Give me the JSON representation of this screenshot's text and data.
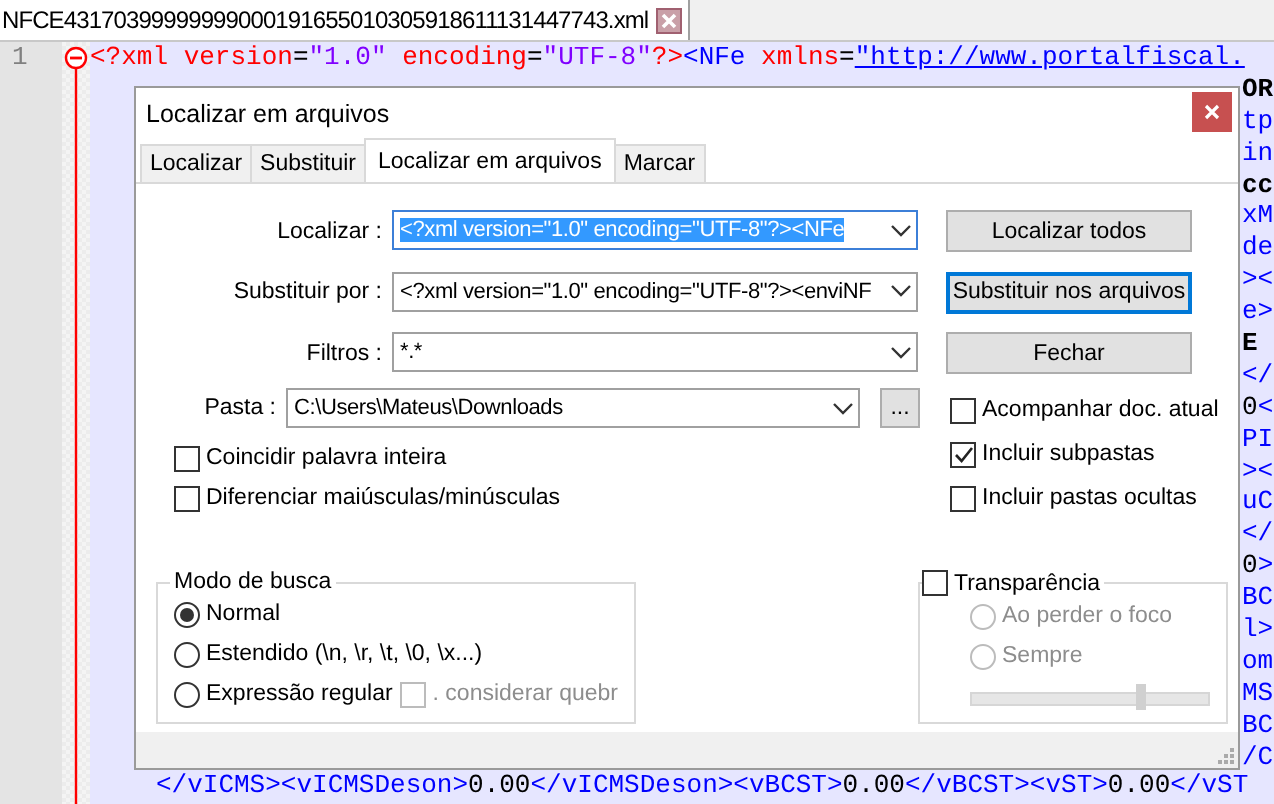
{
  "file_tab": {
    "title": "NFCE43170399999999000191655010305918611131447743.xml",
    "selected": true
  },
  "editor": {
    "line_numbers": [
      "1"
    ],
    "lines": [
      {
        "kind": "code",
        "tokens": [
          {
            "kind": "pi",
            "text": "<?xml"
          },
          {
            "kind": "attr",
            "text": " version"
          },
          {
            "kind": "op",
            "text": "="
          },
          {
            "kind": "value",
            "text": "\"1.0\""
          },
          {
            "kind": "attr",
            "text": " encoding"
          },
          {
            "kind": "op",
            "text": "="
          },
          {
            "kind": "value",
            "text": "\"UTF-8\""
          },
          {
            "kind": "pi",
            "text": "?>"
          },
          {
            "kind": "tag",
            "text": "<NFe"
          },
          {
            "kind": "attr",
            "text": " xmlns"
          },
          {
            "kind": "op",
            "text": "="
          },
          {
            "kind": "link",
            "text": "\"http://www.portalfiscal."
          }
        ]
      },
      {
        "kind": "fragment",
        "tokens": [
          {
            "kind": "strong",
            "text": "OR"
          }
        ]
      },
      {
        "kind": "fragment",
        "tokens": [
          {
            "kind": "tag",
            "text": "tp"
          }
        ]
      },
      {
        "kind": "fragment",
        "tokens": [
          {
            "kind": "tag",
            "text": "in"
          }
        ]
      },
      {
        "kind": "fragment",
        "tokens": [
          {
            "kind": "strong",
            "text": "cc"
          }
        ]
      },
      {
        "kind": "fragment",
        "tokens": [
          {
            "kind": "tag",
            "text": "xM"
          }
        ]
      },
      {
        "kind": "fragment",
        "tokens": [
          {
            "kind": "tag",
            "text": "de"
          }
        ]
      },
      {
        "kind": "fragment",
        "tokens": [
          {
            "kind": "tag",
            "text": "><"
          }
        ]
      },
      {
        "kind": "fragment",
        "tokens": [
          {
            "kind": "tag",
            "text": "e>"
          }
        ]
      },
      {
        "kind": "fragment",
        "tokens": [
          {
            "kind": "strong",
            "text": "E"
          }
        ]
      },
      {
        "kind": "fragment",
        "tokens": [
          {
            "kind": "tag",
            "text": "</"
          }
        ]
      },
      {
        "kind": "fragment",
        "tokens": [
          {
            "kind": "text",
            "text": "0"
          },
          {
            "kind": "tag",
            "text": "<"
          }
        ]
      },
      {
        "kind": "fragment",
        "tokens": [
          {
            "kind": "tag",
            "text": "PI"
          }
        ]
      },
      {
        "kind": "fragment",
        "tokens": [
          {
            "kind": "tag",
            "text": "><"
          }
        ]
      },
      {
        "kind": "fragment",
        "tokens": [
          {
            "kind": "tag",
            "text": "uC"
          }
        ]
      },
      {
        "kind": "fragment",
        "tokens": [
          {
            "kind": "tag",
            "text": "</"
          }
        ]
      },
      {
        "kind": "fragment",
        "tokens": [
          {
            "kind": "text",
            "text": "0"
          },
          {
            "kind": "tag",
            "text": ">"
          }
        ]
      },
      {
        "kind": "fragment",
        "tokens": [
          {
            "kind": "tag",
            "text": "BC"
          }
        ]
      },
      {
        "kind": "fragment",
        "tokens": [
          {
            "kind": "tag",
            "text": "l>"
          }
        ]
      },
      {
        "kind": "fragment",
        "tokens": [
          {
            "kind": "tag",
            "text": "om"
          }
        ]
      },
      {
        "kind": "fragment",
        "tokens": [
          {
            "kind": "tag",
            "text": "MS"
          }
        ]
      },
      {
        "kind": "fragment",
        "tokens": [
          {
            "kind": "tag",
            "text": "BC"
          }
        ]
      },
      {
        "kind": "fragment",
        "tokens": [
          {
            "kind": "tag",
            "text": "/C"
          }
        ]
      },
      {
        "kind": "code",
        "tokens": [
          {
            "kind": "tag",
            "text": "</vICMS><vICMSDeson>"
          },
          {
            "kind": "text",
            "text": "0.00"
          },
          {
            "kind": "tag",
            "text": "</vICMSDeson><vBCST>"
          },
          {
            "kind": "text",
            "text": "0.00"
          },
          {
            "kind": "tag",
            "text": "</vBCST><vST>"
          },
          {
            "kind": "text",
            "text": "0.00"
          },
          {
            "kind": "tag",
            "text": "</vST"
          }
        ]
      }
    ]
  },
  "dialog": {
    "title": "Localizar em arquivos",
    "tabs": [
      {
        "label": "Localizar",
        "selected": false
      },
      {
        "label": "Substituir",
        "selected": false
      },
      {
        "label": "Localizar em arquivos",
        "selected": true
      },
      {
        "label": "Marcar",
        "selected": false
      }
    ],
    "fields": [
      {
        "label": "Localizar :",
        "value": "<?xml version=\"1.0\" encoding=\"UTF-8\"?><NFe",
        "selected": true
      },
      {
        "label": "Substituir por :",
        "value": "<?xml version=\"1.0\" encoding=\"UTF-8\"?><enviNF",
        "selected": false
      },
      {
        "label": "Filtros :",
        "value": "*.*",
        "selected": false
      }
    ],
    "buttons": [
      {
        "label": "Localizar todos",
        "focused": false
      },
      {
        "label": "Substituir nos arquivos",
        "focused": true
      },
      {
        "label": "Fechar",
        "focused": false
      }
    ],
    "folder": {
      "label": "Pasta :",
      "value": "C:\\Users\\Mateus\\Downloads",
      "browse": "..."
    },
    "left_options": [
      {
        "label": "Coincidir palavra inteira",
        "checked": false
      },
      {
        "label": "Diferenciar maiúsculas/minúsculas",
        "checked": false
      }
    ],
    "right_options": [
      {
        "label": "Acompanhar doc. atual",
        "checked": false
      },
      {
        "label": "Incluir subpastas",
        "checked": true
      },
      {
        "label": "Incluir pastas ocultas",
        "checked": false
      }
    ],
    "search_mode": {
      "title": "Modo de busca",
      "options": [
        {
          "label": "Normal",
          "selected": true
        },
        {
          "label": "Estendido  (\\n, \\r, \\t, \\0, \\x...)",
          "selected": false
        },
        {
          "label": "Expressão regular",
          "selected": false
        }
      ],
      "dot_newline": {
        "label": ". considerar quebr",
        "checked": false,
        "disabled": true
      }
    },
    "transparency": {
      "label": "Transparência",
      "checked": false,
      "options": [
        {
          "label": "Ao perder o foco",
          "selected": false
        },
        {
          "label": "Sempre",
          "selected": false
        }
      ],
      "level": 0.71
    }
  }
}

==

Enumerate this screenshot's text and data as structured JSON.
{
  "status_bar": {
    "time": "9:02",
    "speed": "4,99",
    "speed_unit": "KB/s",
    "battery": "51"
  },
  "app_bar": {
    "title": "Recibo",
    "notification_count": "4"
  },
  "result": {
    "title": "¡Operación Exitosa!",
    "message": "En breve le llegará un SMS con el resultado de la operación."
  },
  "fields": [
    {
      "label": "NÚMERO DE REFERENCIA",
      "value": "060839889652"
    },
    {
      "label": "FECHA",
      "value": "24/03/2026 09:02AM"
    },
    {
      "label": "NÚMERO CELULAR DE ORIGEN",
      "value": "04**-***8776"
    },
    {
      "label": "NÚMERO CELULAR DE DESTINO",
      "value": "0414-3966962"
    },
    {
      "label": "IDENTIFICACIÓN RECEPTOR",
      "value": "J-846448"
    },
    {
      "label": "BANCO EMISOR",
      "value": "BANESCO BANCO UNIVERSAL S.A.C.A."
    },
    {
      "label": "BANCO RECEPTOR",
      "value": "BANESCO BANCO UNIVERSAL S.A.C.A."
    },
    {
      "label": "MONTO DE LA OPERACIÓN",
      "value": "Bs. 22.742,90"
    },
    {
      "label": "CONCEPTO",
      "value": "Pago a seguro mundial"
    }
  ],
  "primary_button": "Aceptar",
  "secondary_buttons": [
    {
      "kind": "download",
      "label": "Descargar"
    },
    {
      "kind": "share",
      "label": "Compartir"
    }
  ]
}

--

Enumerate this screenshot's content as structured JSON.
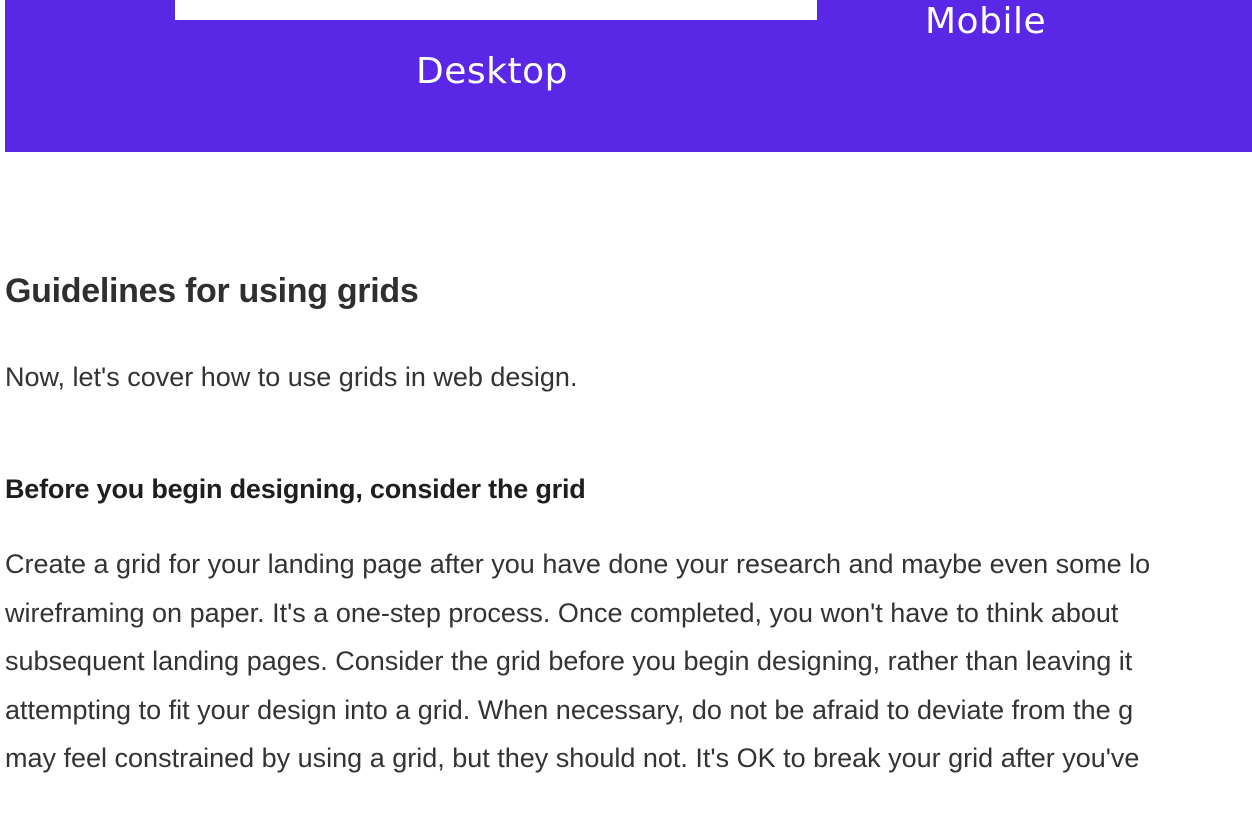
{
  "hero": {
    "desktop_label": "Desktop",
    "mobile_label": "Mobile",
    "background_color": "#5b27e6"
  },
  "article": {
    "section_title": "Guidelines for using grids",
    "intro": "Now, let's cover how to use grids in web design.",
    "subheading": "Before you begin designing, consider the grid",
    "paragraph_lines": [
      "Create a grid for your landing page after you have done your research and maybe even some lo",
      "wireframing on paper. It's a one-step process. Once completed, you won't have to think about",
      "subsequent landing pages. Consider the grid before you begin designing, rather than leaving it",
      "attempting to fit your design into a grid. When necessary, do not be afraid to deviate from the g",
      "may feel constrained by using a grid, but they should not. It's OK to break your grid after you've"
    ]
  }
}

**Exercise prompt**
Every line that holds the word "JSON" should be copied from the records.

**Completed exercise**
Give me the JSON representation of this screenshot's text and data.
Enumerate this screenshot's text and data as structured JSON.
Enumerate this screenshot's content as structured JSON.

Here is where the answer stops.